  1. Something causes the middle muscular layer of the arterial wall to become injured.  This injury causes cell mutation and multiplication which leads to a bulge in the arterial wall.
  2. If the bulge gets large enough, the arterial wall will burst.  In response to the burst, clotting takes place and minerals such as calcium get trapped in the clotting.
  3. Because of opposing electromagnetic charges, minerals attract fats to the clotting site – including cholesterol which is always circulating in the blood.
  4. This debris, including cholesterol composes the plaque that narrows the arteries and can cause the complete blockage responsible for  both heart disease and stroke.
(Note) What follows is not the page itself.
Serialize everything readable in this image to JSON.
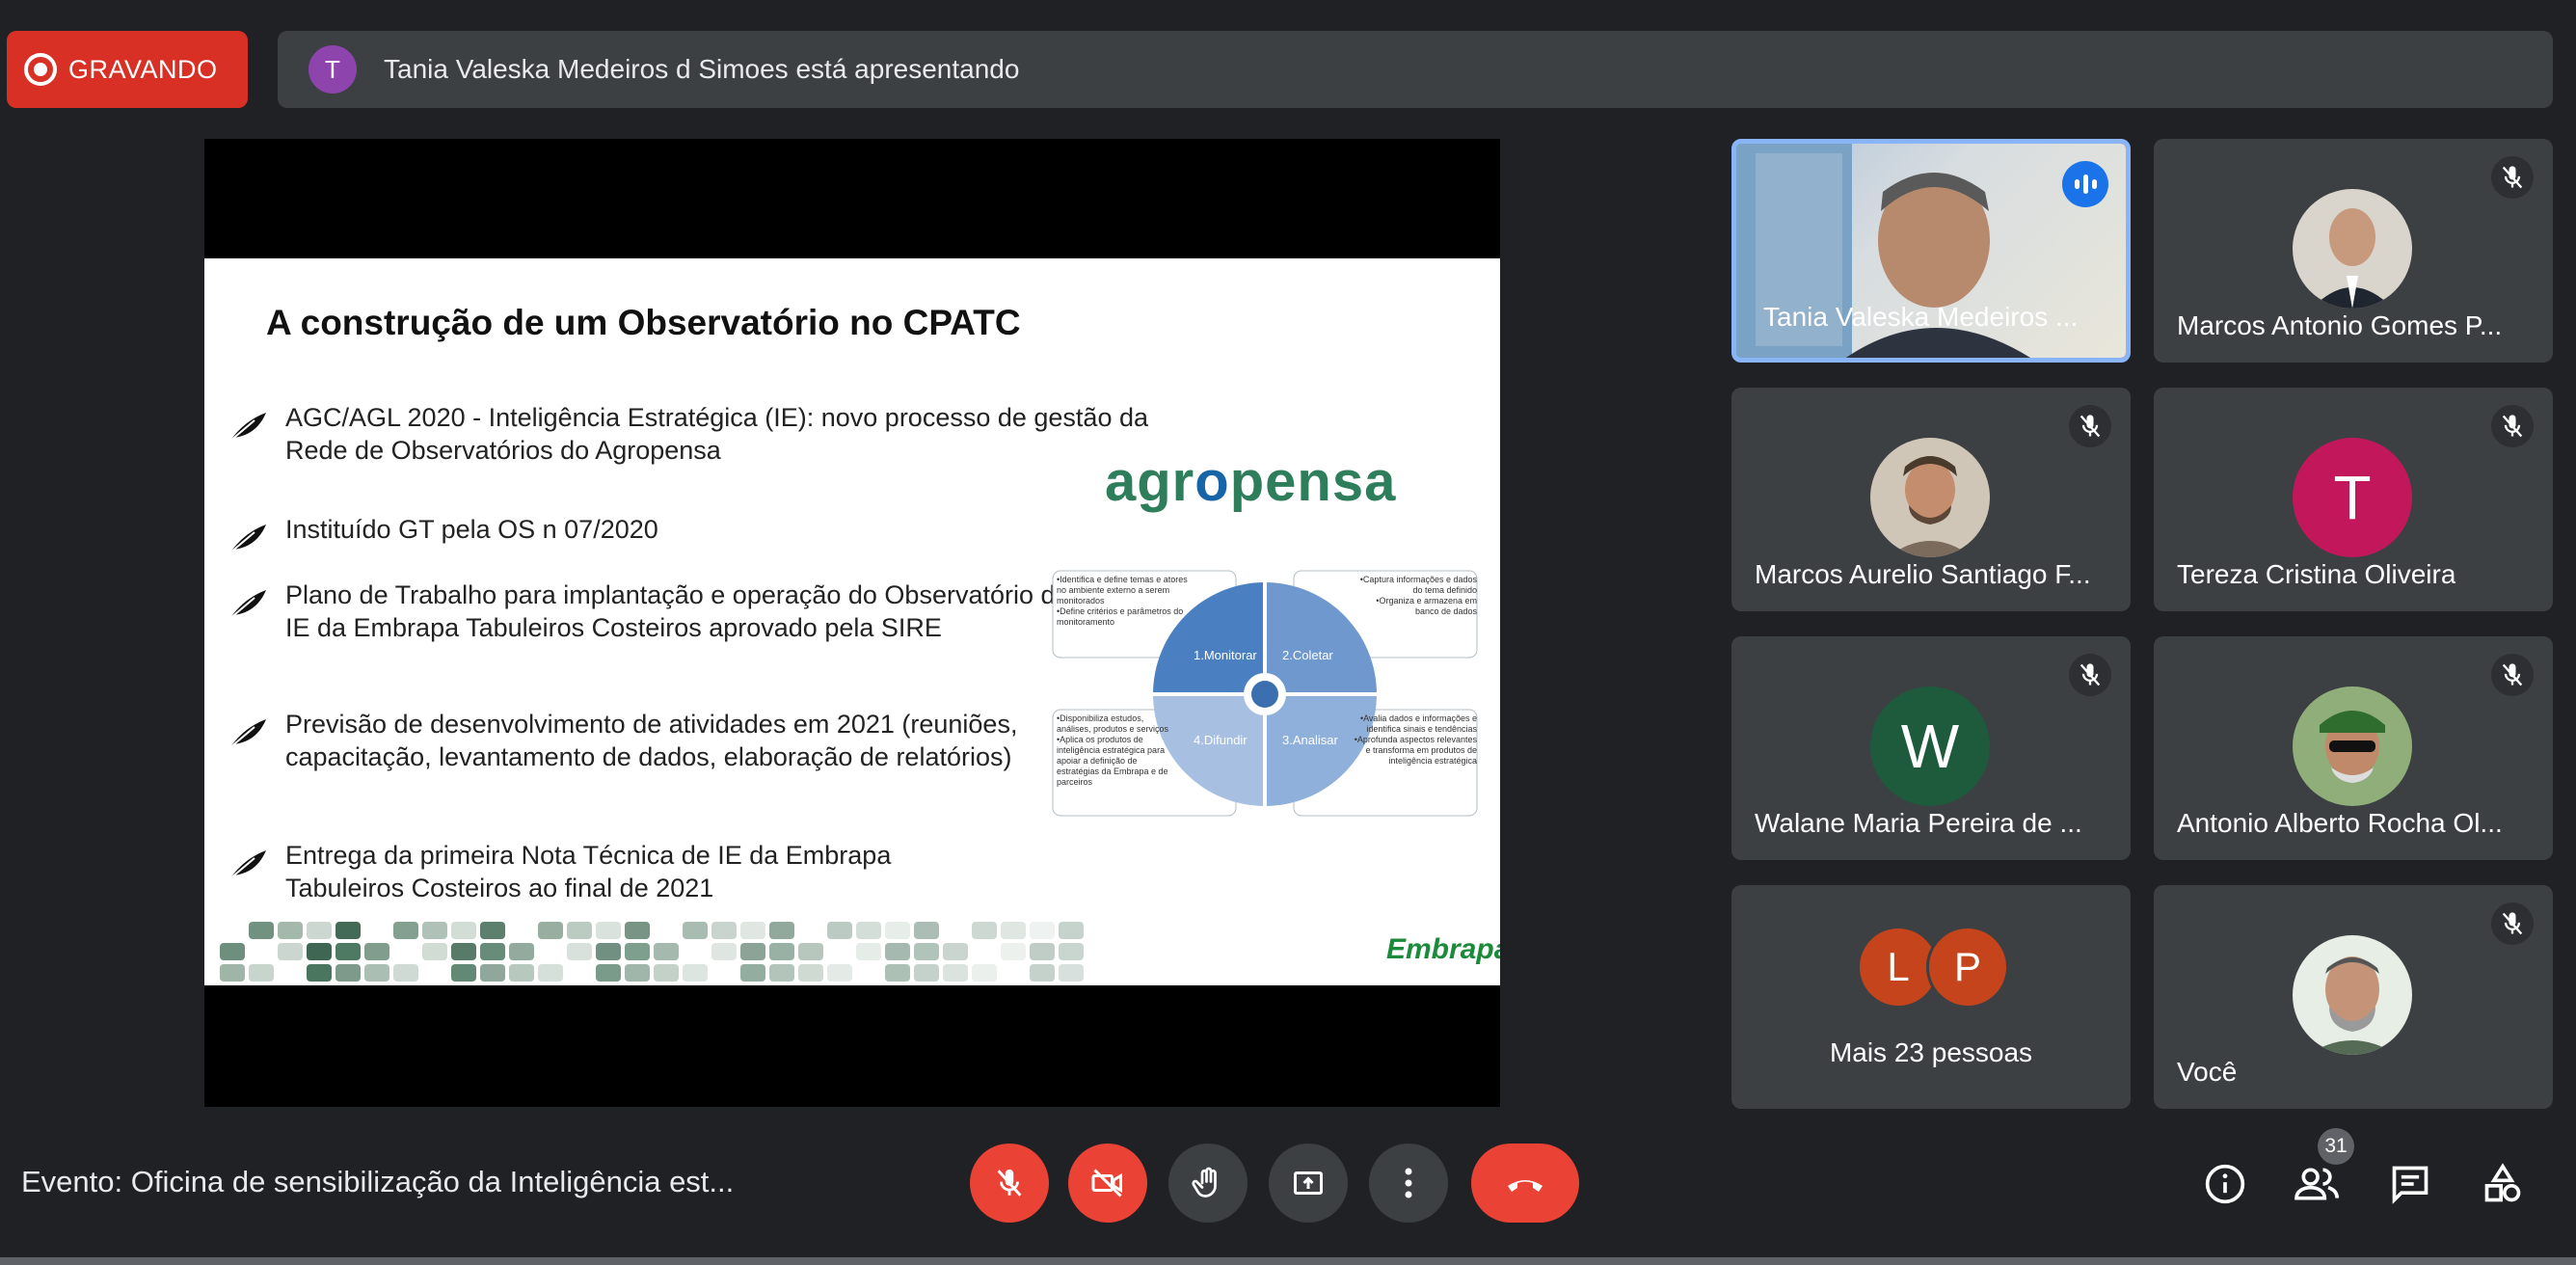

If we are healthy and strong, when the cell becomes disturbed (see point # 1 above) our immune system will react by sending T-Cells to the site of injury where antibodies will be created to discard of the messed up cells before mutation occurs.

Conventionally, atherosclerosis is treated by administering Statin drugs which lower cholesterol in order to control the plaque that is formed in the arterial walls – they are successful in lowering the risk of heart attack and stroke by up to 60% and so I agree with my MD friend that in order to mitigate risk incertain situations with certain individuals unable or unwilling to make lifestyle changes,Statin drugs have legitimate place in managing heart disease and stroke.

These benefits of Statin drugs don’t come without consequences – the list of side effects are staggering; muscle pain and damage, liver damage, digestive issues, increase in blood sugar (a co-factor in both atherosclerosis and Type II Diabetes), memory loss, and confusion.  Additionally, patients may experience headaches, trouble sleeping, rashes, constipation, and nausea.

The issue at large as far as I’m concerned remains that although Statin drugs are used to manage heart disease and stroke by lowering cholesterol yet these diseases remains the number one killer in Canada….and this trend is just continuing.  Something isn’t working, right?

This isn’t me, but she captures exactly how I feel on this topic!

Stay tuned for tomorrow’s post to find out what causes arterial wall injury in the first place and learn how you can take control of your health through diet and lifestyle – preventing a disease is always cheaper and easier to achieve than dealing with the issue later on.